The one thing that makes Resumup worth it for some users is that it has incredible visual resumes. The infographic resume templates really pop and are sure to attract attention in saturated markets that are inundated with applications. That being said, it’s hard to say how those resumes stand up when faced with an ATS that’s searching for keywords.
Use one of these resume-building sites for more creative results
Resumonk is the best budget-friendly resume builder. It has a lot of templates, as well as a huge database of keywords that are built to appeal to an ATS. Resumonk has a user-friendly interface and can sync up with your LinkedIn to import your employment history and education.
However, that easy-to-use interface and affordability come with a significant downside.
The free version of Resumonk prints your resume with the Resumonk watermark. You have to pay to get rid of the branding. You also need to upgrade to use the cover letter builder, which was once included in the free version. The premium plan is affordable at $29 per year, with lifetime access at under $100.
It’s worth noting that the templates seem really dated and basic, so you get what you pay for. It’s almost as though Resumonk uses the Microsoft Word resume wizard from the early 2000s. Yes, it creates an effective resume that’s optimized with keywords, but it doesn’t have the visual flair that other programs offer.
Which Resume-Building Tool Works for You?
Each of these resume-building tools has something to offer. The one you choose will depend on your budget, needs, and industry.
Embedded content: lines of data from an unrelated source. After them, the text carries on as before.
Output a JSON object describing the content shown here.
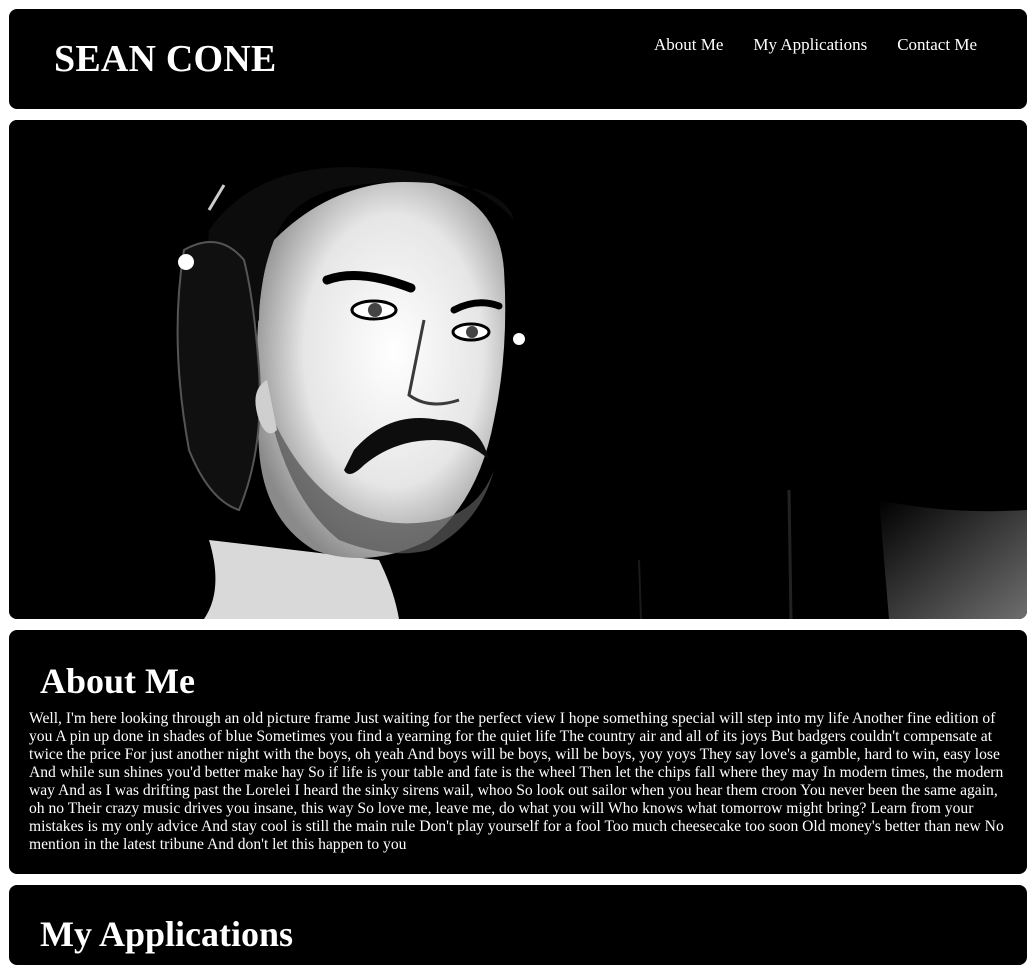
{
  "header": {
    "site_title": "SEAN CONE",
    "nav": [
      {
        "label": "About Me"
      },
      {
        "label": "My Applications"
      },
      {
        "label": "Contact Me"
      }
    ]
  },
  "about": {
    "title": "About Me",
    "body": "Well, I'm here looking through an old picture frame Just waiting for the perfect view I hope something special will step into my life Another fine edition of you A pin up done in shades of blue Sometimes you find a yearning for the quiet life The country air and all of its joys But badgers couldn't compensate at twice the price For just another night with the boys, oh yeah And boys will be boys, will be boys, yoy yoys They say love's a gamble, hard to win, easy lose And while sun shines you'd better make hay So if life is your table and fate is the wheel Then let the chips fall where they may In modern times, the modern way And as I was drifting past the Lorelei I heard the sinky sirens wail, whoo So look out sailor when you hear them croon You never been the same again, oh no Their crazy music drives you insane, this way So love me, leave me, do what you will Who knows what tomorrow might bring? Learn from your mistakes is my only advice And stay cool is still the main rule Don't play yourself for a fool Too much cheesecake too soon Old money's better than new No mention in the latest tribune And don't let this happen to you"
  },
  "applications": {
    "title": "My Applications"
  },
  "colors": {
    "panel_bg": "#000000",
    "page_bg": "#ffffff",
    "text": "#ffffff"
  }
}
It’s worth putting your information into a document so that you can copy and paste it into the various online resume tools. That way, you can use the free version to get a better idea of which tool you need for better job search opportunities.